Read more about “How to Buy the Best Flatbed Trailer”
Today we’re discussing Beams and Beam Ratings on Flatbed Trailers. This video is part of our series on How to Buy the Best Flatbed Trailer.
The beams on your flatbed are essentially the backbone of your trailer. A pair of longitudinal support beam sections running under the deck the length of the trailer connects the front approach plate, the suspension hangers in the rear, and all the cross members run through it.
Here, we’ll look at the different flatbed trailers, their beams, and how they might affect specific applications for hauling. Some questions we’ll answer are:
- What is a coil package on a flatbed?
- Why are some semi-trailers bowed?
- What is an extended flatbed trailer?
- What is a beam rating on a flatbed?
- How can I increase my backhaul options on my flatbed semi-trailer?
The 2 Types of Beams on a Flatbed Semi-Trailer
- Aluminum Beams – found on all-aluminum trailers
- Steel Beams – found on all steel and combo trailers
- Aluminum trailers are lighter and less rigid than steel trailers, and their aluminum beams flex more than a steel beam.
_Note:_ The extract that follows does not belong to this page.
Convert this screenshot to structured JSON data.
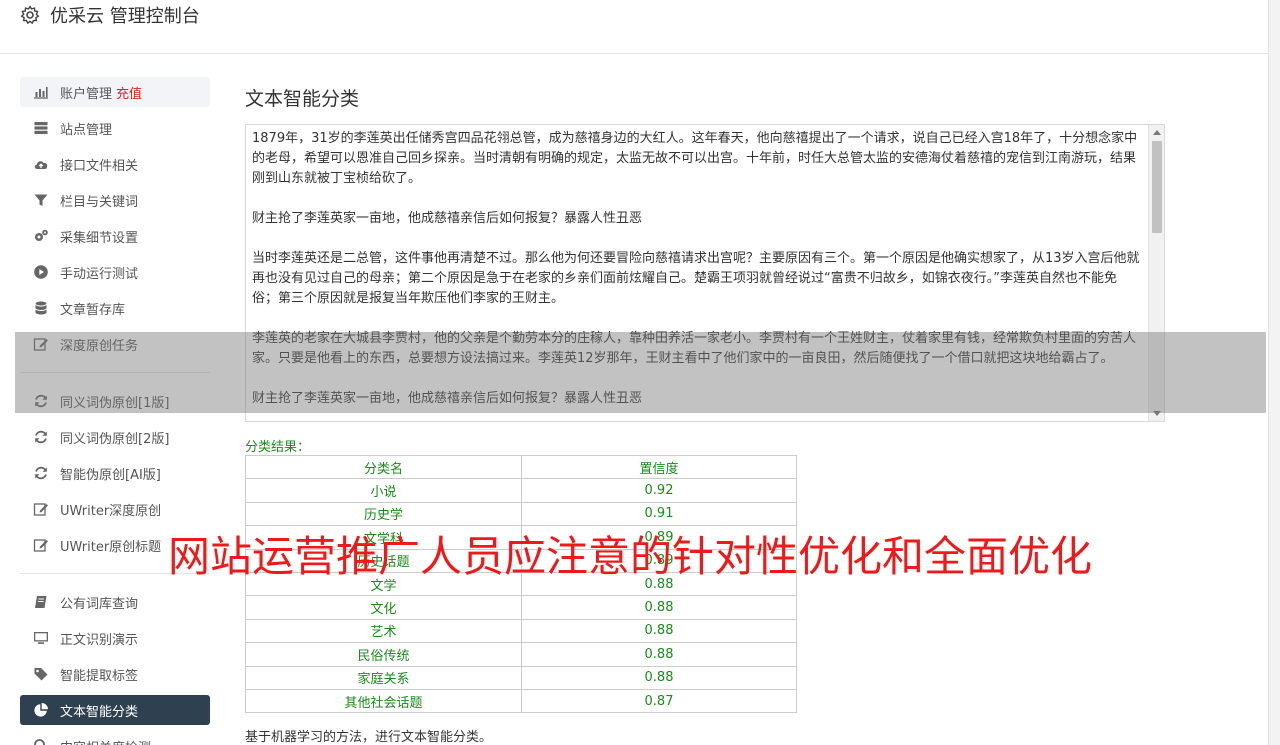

So, aluminum beams are designed with an arch (Camber), and as the trailer is loaded, it begins to flatten.
- This arch might not be ideal for transporting long flat materials though dunnage can be used to help fill that gap between the trailer’s arch and the product.
- Aluminum flatbeds typically do not include cross braces, as is found on a combo trailer that has a steel beam.
- A combo trailer has less arch (Camber) due to the steel beam.
- The combo trailer typically includes cross braces for additional support. The weight of the load is distributed through the cross braces and back to the steel beam itself.
Which Beam is Right for You?
The answer will depend on the needs of your application.
A semi-trailer beam rating is defined by the maximum weight that can be loaded onto a 4 ft. section, and beam ratings run between 52,000 lbs. to 80,000 lbs.
For example, if you’re hauling concentrated loads like coils or concrete, we recommend going with a heavier beam.
It’s important to choose a trailer with a beam rating that will allow you to haul any load and not limit your options by starting with the wrong back-bone of the trailer.
Options to Increase Your Back Haul Opportunities.
Add a coil package.
A coil package is a necessary upgrade if you’re regularly hauling coils.
Aluminum trailers, including MAC, can be fully customizable to your specific hauling needs, including multiple hauling packages.
The Utility 4000AE comes standard with a 47,000 lb. coil haul package, with (9) 4” aluminum full-width tapered cross bars on 8” centerlines that provide optimized strength for the coil haul package.
Choose a heavier beam.
Upgrading from a 52,000 lb. beam to a 60,000 beam increases your backhaul opportunities and adds only about 300 lbs.
Options for Hauling Specialty Loads.
Wide loads are any load more than 8.5 feet wide.
- Add additional cross braces for added strength.
- Add wide-load amber and red lights to the front and the extreme corners and extension of the load as required.
Over Length Loads:
- Consider an extendable beam trailer that will extend your trailer’s loading capacity from 48’ to 80’ or more.
Dedicated Coil Runs:
- Add additional coil packages if you are running dedicated coil runs and not limit yourself to just one coil package.
- Consider adding coil packages the length of the trailer.
If you’re running specialty loads, talk to your flatbed trailer sales specialist to help you choose specs to optimize your options.
Utility Keystone works hard at finding the best solution to meet the demands of your hauling requirements.
If you’d like more information on choosing a flatbed, give us a call or click the link below.
Read more in this series, How to Buy the Best Flatbed Trailer.
- How to Buy the Best Flatbed Trailer
- 3 Types of Semi-Trailer Flatbeds
- Conestoga vs. Curtainside Trailer
- 7 Ways to Maximize Payload on a Flatbed
- Beam Ratings on a Flatbed Semi-Trailer
- 5 Ways to Prevent Damage to Your Flatbed
- Load Securement Options for Flatbed Semi-Trailers
- Hauling Equipment on Step Decks and Flatbeds
- Bulkheads and Accessories for Flatbeds